Rio Tinto, owner of the aluminium smelter at Tiwai Pt, told MPs the scheme would "put the smelter on the path to closure", imperilling more than 1000 jobs and more than $1 billion a year in export earnings.
Under the scheme the smokestack sector will get a free allocation of emission units sufficient to cover 90 per cent of their collective emissions in 2005. That 90 per cent will be reduced to zero over 12 years starting in 2019.
Details of the allocation plans for individual firms have yet to be thrashed out, and will have to be approved by Parliament.
The Government says the scheme will give them financial incentive to reduce emissions, but enough protection to keep them in business and not destroy the value of investment they made in the past in good faith.
The smelter made deep cuts in its on-site emissions under voluntary arrangements in the 1990s, roughly halving emissions per kilogram of metal produced. A 2005 baseline year, Rio Tinto argues, gives it no credit for that and it will be hard pressed to find more savings.
NZ Steel, which operates the Glenbrook steel mill, said the scheme was a threat to its medium-term viability and to plans its Australian parent company has to invest more than $1 billion at the plant over the next 10 years.
It said 80 per cent of its carbon emissions are the unavoidable outcome of the chemistry of making steel from ironsands. The amount of coal it uses to combine with the oxygen in its feedstock is already close to the theoretical minimum, it said.
Holcim Cement plans to replace its existing 50-year-old plant on the West Coast with a new one in north Otago.
It would enable Holcim to reduce emissions per tonne of cement it sells by 18 or 19 per cent, its energy and climate change manager, Michael Rynne, said. It will also be some 75 per cent bigger, allowing the company to avoid importing cement as it now does because production from Westport falls well short of demand.
But an allocation of free permits set at 90 per cent of the Westport plant's 2005 emissions would clearly be a lot lower than if the new plant had already been commissioned.
It would send a perverse signal that it was better to keep a less efficient plant operating than invest in a new, more efficient one, Mr Rynne said.

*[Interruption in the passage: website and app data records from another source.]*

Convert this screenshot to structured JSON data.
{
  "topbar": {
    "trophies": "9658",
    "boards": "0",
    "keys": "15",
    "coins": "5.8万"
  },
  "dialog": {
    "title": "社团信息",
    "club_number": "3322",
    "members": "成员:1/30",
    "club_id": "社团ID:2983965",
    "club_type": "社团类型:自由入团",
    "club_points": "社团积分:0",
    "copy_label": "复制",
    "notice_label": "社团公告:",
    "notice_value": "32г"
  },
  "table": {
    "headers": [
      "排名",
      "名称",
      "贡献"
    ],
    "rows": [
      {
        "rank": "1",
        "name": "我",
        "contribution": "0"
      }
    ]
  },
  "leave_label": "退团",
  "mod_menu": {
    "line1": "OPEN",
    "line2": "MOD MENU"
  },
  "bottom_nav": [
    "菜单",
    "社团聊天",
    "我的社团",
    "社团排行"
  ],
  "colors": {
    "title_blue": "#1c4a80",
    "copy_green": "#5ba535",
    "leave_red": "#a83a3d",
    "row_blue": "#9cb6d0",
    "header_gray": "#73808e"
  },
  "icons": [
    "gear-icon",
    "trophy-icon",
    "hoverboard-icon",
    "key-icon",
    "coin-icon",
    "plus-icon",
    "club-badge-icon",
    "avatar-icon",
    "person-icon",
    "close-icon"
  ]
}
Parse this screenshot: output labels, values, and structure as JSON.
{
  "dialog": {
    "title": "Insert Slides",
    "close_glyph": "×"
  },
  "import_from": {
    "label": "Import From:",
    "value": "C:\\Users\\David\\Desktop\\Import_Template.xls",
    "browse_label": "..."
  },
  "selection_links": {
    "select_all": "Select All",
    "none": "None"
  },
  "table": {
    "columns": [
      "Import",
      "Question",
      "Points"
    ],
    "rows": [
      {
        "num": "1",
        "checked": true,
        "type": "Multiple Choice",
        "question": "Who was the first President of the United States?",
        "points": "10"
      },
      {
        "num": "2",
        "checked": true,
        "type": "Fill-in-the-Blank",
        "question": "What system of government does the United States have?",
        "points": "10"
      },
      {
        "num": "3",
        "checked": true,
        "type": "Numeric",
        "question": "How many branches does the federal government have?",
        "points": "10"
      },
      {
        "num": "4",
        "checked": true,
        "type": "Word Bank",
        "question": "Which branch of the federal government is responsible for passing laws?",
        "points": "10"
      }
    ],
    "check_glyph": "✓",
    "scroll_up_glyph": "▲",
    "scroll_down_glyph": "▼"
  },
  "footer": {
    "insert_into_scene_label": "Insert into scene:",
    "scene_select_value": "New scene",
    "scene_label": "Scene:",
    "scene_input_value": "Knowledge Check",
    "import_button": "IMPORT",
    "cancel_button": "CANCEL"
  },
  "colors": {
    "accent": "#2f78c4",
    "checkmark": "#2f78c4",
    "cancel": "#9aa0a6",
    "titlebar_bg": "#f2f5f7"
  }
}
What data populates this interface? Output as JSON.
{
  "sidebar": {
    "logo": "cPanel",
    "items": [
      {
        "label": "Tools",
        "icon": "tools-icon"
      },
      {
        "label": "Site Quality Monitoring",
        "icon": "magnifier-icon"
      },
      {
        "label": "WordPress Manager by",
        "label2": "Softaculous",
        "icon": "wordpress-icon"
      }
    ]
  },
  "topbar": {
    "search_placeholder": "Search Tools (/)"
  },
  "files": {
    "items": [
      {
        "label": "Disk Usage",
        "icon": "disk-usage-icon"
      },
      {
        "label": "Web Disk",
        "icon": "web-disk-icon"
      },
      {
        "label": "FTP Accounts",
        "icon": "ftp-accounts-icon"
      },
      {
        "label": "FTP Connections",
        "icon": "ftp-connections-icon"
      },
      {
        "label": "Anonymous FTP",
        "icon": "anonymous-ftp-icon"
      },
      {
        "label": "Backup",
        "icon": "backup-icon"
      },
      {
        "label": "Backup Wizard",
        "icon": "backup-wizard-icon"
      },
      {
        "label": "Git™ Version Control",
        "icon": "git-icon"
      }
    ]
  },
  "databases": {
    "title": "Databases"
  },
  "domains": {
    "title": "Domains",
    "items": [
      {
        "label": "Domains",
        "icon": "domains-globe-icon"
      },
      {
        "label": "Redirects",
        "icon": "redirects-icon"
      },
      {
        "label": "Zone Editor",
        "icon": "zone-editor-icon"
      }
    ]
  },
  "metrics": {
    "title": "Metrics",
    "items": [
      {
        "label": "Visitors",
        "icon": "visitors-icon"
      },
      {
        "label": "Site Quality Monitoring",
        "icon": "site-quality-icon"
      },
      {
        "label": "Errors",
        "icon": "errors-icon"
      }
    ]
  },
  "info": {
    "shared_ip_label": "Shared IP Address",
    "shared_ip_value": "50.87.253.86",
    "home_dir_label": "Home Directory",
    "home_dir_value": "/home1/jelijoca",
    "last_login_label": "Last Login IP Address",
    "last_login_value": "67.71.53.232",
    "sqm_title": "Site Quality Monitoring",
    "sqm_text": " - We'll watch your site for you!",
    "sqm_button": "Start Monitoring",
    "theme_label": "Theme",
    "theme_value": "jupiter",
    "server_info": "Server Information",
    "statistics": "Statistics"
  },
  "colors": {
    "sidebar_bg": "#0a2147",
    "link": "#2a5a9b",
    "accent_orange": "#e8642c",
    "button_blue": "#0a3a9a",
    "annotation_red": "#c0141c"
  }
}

Gary Taylor of the Environment Defence Society said industry always had an incentive to overstate the costs of a policy such as the emissions trading scheme and to pass those costs on to someone else, in this case the taxpayer and the future.